4 Easy-to-Make Cannibal Recipes


We often worry about our sister blog Runnin’ Scared. Not because they’ve become obsessed with cannibalism lately (see here and here and here), but because if, say, a neighbor were to come over and offer them some human flesh, we’re afraid they just wouldn’t know what to do with it. Accordingly Fork in the Road herewith presents them with some tried-and-true recipes to turn out a perfect homo sapiens every time. And please save a little bite of kidney for us, RS!

1. Hannibal Lecter’s Human Liver With Fava Beans – Glamour Doc Lecter prefers his cannibal recipes in an Italian vein, and this wonderful dish is no exception.
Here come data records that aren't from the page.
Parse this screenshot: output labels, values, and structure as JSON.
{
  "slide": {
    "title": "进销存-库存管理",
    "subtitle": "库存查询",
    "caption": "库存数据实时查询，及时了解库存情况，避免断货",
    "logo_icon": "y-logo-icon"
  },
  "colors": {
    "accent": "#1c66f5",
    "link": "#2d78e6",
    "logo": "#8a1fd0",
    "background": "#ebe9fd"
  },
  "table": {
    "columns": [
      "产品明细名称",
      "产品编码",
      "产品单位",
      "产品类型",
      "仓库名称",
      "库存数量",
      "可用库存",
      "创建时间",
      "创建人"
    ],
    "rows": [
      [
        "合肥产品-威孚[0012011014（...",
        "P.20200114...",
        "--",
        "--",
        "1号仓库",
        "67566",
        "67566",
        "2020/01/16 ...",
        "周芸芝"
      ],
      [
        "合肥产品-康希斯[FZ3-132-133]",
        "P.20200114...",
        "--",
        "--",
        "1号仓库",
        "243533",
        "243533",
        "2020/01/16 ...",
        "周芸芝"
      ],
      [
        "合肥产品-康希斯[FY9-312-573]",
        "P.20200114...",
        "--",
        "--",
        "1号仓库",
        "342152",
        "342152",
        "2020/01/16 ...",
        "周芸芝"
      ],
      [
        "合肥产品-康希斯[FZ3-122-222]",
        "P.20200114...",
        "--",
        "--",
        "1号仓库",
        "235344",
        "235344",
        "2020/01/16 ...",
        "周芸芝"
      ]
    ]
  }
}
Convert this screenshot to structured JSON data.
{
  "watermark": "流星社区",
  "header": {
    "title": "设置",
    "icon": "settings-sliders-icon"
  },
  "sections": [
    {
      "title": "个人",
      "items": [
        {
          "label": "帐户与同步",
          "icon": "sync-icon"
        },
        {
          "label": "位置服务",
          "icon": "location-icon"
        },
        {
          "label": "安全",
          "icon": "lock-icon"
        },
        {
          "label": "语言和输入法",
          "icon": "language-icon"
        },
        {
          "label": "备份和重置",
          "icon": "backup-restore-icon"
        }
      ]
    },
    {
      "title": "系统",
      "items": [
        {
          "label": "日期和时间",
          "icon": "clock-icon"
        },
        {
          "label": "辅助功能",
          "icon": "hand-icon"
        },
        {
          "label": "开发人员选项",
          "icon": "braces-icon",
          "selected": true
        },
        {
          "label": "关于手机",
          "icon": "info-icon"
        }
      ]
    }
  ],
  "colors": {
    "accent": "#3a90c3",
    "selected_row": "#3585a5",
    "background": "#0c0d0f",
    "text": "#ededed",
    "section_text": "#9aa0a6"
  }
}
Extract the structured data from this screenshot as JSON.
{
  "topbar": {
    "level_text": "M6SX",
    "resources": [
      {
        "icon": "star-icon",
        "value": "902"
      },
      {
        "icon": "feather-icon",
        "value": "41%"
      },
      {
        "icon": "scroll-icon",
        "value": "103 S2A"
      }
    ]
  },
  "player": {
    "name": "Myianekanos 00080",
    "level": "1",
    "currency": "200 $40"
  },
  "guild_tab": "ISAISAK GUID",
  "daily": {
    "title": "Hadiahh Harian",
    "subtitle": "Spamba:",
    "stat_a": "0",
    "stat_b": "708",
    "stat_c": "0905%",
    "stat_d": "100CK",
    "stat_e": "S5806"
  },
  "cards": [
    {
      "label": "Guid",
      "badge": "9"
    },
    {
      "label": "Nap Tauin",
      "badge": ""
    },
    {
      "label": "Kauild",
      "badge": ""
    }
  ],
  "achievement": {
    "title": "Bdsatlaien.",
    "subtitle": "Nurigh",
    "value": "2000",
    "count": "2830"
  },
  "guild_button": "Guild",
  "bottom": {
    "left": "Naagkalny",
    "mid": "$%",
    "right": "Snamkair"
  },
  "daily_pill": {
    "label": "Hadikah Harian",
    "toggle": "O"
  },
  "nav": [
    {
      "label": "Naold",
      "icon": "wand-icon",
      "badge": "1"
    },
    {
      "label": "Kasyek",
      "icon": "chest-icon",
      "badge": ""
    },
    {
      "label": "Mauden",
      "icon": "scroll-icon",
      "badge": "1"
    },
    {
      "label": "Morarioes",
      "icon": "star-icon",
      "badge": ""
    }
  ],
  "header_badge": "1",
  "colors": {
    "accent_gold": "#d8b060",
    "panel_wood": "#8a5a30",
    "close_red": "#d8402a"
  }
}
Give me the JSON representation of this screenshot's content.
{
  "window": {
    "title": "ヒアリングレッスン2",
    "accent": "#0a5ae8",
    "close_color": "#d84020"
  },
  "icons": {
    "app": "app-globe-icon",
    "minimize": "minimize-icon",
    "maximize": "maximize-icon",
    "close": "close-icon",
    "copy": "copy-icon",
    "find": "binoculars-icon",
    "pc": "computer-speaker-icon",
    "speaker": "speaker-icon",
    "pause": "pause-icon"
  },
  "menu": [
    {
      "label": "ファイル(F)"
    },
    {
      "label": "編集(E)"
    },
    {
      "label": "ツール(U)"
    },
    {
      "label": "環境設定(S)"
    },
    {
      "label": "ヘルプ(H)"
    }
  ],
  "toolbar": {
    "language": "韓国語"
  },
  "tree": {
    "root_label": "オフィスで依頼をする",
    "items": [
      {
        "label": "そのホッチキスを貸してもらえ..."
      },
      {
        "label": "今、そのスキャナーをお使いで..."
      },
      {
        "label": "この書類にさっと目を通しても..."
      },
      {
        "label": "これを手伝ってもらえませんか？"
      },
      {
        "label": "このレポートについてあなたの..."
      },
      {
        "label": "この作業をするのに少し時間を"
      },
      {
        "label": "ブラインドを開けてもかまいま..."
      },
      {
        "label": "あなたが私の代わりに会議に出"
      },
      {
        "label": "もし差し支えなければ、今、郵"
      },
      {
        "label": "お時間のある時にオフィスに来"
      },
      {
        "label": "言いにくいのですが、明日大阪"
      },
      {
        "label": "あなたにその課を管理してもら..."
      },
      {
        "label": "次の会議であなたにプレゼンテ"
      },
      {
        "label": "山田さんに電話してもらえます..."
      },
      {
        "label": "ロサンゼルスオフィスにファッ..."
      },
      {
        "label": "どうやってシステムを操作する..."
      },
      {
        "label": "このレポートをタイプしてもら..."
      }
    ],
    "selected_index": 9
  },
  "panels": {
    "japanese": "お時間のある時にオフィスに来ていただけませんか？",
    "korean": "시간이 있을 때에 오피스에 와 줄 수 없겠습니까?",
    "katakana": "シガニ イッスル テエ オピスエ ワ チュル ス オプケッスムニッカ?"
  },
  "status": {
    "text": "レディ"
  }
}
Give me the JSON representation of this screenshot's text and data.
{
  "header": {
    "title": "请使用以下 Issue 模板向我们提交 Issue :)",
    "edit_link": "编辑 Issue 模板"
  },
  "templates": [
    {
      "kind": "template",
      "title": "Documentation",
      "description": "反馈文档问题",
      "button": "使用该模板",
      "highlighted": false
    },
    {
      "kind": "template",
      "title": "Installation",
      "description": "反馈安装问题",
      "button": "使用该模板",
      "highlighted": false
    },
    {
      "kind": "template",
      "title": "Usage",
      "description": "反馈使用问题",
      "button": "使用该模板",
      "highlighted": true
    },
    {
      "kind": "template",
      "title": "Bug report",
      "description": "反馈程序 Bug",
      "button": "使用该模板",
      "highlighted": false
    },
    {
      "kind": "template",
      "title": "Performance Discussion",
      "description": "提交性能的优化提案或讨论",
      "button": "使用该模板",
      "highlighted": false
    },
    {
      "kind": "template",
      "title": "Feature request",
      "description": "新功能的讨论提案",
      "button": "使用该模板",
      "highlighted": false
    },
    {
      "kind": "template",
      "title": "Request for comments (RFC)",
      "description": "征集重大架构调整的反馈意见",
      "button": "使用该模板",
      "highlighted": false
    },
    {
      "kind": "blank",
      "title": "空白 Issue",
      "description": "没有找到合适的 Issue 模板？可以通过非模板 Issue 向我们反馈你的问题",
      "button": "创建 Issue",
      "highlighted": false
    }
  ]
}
Description: Liver cut in cubes and sautéed in a butter/olive oil combo with caramelized onions. Basically, it’s a Venetian recipe, served with a Tuscan-leaning fava bean stew seasoned with rosemary. Chef’s observation: Serve with a nice glass of chianti.

2. Shoemaker Kebab – The first of the Donner Party to be eaten, already deceased Sam Shoemaker was apparently spitted and cooked over a fire at the Alder Creek encampment in 1846, and we’ll bet he made a memorable shish kebab. Description: Cut the most convenient and tender parts of the corpse — i.e. buttocks, eyeballs, breast, and internal organs – into two-inch gobbets, place on brochettes, interspersed with sweet Vidalia onions if you have them, and cook over an open fire to desired doneness.

3. Cannibal Holocaust Lung Sashimi [NSFW!] – This is perhaps the most hardcore and delicious of the recipes featured in the foodie film Cannibal Holocaust. Represented here in clips mashed up with a decent heavy metal band, which owes something of a musical debt to East Village natives White Zombie. Description: Remove entire lung to be passed around and eaten raw, seasoned only with mucus and blood. Not bad.

4. Friday’s Crusoe Stew – This recipe was apparently never made in its intended form, because Robinson Crusoe liberates Friday (on Friday, duh!) from his cannibal captors and converts him to Christianity, which doesn’t permit cannibalism — unless we’re talking about communion, of course. Description: If movies can be believed, the usual method of preparation involves removing the European clothes of the human, cutting the body into its component parts (arms, legs, internal organs, head, etc.), and then stewing them in a big three-leg pot, blackened from years of use. Poached pieces are then speared, removed from the pot, and passed around, with much hilarity.